“Nevada Oasis” is a landscape of the Carson River at the Fort Churchill State Historic Park located 30 miles East of Carson City. The Fort Churchill State Historic Park is known for its ruins of an old army fort.
Two of the ruined fort buildings painted in “Fort Churchill” above are the original of six officer quarters. They had a parlor, dining room, two bedrooms, indoor privy and attached woodshed as well as an upper story low ceiling attic. Officers could visit on the post at all hours and visit Virginia City at least once a month. The third building in the background is enlisted barracks. The barracks had dirt floors with crude furnishings. Low pay in this isolated, dreary frontier outpost resulted in many desertions to Virginia City for higher paid mining jobs. Deserters were punished by reductions in rank and pay and spent a month in the guard house.
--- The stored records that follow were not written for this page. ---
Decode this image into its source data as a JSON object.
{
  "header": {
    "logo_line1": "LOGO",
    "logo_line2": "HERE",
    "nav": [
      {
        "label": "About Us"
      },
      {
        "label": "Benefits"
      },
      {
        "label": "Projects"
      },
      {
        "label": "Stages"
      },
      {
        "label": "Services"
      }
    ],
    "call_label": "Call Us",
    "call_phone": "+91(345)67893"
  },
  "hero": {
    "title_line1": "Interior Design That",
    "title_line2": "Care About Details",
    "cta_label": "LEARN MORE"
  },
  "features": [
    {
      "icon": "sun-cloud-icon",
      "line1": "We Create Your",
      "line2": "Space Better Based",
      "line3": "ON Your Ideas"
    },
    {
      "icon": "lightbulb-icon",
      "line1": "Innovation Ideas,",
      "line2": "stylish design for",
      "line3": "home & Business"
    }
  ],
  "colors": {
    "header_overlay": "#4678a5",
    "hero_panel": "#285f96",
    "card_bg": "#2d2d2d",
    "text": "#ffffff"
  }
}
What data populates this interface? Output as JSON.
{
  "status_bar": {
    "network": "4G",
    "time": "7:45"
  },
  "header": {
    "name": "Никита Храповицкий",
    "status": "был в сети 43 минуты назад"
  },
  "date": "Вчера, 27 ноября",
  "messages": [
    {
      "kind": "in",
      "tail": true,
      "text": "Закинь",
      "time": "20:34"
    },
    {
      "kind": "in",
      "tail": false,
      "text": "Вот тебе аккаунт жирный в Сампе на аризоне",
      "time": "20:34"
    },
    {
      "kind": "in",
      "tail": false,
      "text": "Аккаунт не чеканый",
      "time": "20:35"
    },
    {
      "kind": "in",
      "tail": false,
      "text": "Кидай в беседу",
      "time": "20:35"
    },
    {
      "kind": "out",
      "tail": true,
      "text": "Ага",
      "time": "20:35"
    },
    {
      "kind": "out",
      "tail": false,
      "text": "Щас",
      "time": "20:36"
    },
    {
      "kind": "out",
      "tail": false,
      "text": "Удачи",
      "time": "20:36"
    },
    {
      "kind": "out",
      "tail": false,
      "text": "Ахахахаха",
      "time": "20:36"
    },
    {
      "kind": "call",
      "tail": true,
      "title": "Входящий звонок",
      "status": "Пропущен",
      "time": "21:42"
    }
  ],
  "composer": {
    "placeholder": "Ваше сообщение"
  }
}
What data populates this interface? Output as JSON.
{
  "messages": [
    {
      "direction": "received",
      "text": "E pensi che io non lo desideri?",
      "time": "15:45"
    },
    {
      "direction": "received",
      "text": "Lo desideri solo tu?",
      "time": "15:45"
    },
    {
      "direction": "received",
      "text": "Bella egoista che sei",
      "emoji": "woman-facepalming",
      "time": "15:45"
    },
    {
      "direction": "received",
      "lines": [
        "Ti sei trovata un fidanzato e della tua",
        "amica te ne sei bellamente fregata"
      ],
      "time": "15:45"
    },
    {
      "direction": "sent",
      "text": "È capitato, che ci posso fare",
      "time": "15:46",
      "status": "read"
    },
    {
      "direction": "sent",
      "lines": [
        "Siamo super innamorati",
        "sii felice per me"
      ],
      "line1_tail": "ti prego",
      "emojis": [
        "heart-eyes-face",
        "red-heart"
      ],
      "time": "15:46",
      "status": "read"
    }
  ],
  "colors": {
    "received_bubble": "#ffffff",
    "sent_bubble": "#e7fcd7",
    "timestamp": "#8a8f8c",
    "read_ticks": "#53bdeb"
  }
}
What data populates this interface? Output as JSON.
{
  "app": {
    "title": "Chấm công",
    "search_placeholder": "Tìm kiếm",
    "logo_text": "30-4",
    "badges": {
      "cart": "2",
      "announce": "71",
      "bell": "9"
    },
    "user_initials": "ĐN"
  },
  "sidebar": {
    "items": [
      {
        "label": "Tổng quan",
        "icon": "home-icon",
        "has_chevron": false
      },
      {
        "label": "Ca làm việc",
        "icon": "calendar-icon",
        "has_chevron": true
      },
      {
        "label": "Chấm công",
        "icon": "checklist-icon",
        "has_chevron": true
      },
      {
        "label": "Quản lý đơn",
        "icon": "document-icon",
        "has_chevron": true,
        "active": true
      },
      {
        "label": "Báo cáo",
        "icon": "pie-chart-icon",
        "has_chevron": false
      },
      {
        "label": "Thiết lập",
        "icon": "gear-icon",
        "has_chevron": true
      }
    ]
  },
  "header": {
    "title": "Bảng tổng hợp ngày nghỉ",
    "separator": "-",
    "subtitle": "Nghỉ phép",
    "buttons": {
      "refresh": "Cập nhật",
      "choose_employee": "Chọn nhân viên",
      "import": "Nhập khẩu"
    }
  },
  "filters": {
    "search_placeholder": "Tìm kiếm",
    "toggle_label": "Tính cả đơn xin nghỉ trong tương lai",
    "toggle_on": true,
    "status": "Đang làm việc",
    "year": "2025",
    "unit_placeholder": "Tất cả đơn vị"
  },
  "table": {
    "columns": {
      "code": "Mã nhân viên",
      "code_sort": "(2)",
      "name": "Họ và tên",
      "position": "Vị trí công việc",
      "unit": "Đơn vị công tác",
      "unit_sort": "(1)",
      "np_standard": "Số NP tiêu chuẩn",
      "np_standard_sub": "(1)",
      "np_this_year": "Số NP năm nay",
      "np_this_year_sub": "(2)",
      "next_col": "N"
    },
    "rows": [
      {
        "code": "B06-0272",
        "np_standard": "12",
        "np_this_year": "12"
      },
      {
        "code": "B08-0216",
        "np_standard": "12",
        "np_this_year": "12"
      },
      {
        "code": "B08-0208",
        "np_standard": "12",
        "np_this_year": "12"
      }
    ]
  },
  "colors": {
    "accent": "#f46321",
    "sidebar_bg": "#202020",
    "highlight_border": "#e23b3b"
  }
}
The site of Fort Churchill was more than 100 feet below the surface of prehistoric Lake Lahontan 16000 years ago. The lake extended over much of western Nevada. Pyramid Lake and Walker Lake are remnants of Lake Lahontan. The hills immediately south and southwest of the Fort displays wave-cut terraces making the lakes highest level at an elevation of 4,300 feet
Both paintings are acrylic on a 20” x 16” Carson “Canva-Paper.” The paper has a texture that resembles linen cloth. It is primed for oil and acrylic paints. The sheets are treated with a high-performance barrier to absorb oil, bonding agents, and water evenly to provide resistance by the surface paint layer.